[EXERCISE DATA — start]

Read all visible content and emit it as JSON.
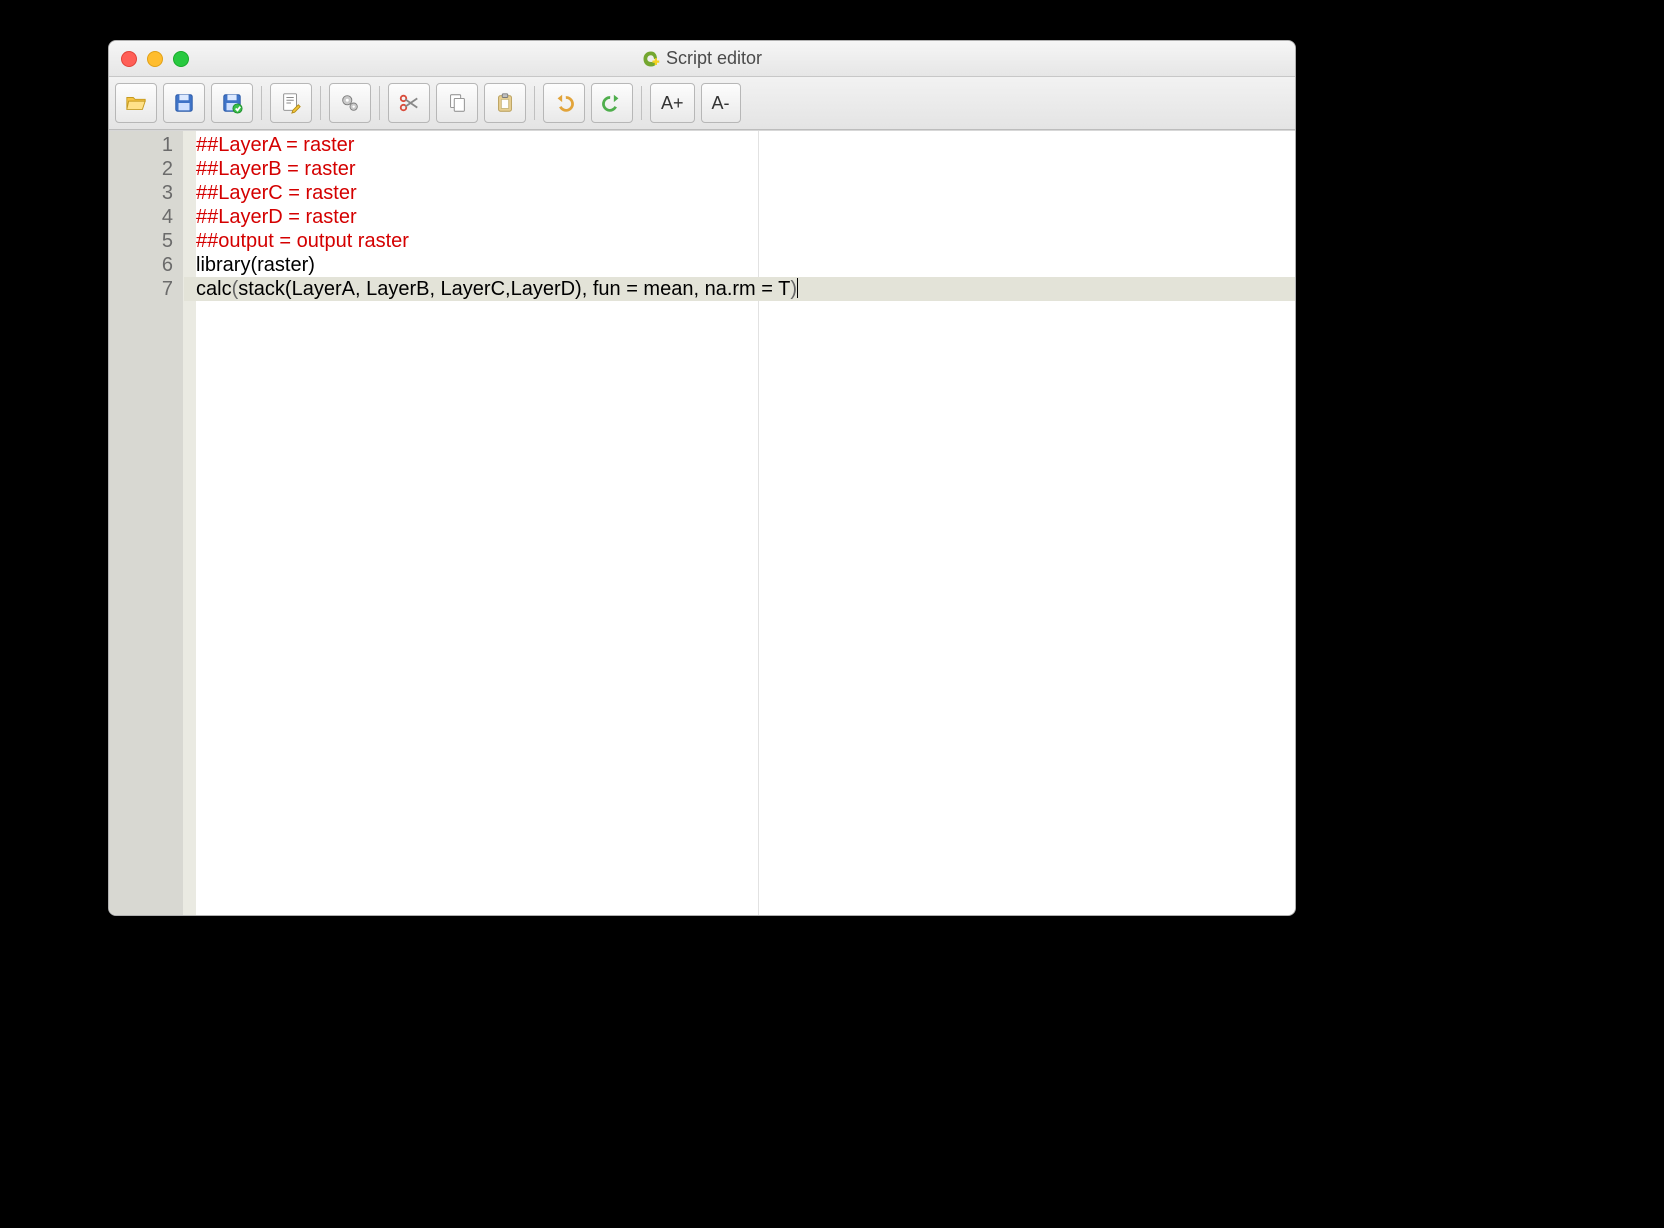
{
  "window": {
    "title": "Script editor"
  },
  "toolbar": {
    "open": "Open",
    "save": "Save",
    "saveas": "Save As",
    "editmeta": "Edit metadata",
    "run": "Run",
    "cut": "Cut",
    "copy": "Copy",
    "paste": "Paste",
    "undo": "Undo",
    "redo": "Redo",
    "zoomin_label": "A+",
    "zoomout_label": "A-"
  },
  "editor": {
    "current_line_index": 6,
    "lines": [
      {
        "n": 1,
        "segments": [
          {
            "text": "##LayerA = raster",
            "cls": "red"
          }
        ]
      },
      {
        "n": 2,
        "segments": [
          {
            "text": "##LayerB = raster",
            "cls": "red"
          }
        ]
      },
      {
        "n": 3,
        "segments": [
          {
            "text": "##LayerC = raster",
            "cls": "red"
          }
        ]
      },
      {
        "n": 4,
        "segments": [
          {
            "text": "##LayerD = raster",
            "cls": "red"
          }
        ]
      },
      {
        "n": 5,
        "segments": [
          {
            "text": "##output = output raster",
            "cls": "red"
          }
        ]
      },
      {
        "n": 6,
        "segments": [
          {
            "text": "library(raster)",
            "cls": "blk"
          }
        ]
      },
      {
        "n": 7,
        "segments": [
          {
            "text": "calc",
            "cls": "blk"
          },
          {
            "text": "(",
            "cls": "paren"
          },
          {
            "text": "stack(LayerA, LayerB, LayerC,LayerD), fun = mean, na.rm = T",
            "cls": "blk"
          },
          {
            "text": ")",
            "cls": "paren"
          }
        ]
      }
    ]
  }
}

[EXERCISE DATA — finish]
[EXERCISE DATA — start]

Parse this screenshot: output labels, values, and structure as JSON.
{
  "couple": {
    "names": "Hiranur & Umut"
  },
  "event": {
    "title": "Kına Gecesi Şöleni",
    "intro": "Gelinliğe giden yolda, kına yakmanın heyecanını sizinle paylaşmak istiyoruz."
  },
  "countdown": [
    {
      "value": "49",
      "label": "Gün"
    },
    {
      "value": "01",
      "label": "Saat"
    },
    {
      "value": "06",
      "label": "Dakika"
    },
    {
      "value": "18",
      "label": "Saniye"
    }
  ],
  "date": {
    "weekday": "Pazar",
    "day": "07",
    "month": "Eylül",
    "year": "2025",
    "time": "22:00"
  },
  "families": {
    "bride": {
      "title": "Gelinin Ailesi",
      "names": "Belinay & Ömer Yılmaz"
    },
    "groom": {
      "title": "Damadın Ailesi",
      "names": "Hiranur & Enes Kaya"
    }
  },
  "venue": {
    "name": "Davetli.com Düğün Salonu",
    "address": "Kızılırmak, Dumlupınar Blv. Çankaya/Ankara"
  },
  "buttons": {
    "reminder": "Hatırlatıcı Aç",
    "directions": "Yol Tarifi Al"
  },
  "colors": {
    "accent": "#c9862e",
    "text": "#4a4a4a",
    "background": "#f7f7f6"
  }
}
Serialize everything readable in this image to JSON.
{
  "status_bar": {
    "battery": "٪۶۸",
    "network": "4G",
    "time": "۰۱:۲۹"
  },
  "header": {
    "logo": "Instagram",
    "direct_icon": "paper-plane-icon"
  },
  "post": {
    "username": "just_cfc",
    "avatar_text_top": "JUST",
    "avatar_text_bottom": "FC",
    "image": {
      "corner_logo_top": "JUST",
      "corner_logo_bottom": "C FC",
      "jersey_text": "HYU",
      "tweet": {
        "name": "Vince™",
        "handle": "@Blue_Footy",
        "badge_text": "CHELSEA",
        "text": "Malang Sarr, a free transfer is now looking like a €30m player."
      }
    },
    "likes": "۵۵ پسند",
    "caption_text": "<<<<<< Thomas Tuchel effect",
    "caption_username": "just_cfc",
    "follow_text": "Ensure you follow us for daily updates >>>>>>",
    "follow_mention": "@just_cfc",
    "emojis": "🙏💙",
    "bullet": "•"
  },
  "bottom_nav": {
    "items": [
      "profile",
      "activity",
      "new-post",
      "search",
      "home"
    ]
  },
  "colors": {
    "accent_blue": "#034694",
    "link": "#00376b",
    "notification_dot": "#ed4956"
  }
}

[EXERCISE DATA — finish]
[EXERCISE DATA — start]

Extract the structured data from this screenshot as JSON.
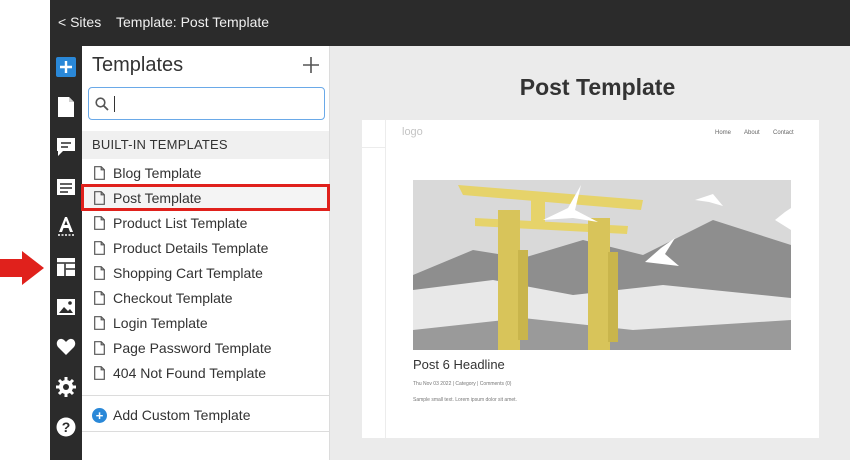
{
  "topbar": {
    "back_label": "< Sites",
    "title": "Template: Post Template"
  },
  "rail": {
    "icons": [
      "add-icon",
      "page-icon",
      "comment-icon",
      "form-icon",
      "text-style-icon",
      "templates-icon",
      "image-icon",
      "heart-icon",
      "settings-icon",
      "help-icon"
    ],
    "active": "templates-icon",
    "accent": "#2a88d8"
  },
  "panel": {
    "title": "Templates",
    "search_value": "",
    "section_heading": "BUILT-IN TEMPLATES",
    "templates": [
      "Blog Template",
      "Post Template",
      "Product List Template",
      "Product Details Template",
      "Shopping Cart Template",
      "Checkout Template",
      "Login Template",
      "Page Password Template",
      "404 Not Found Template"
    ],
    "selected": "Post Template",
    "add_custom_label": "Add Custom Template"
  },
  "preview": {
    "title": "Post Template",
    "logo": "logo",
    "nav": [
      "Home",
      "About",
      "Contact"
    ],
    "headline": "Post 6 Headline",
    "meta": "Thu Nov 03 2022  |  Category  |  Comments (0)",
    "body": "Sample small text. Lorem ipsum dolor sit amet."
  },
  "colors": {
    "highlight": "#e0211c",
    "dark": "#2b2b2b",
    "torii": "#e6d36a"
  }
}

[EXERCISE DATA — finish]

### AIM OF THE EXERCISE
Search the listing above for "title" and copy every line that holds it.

### PROBLEM SOLUTION
    "title": "Script editor"
    "title": "Kına Gecesi Şöleni",
      "title": "Gelinin Ailesi",
      "title": "Damadın Ailesi",
    "title": "Template: Post Template"
    "title": "Templates",
    "title": "Post Template",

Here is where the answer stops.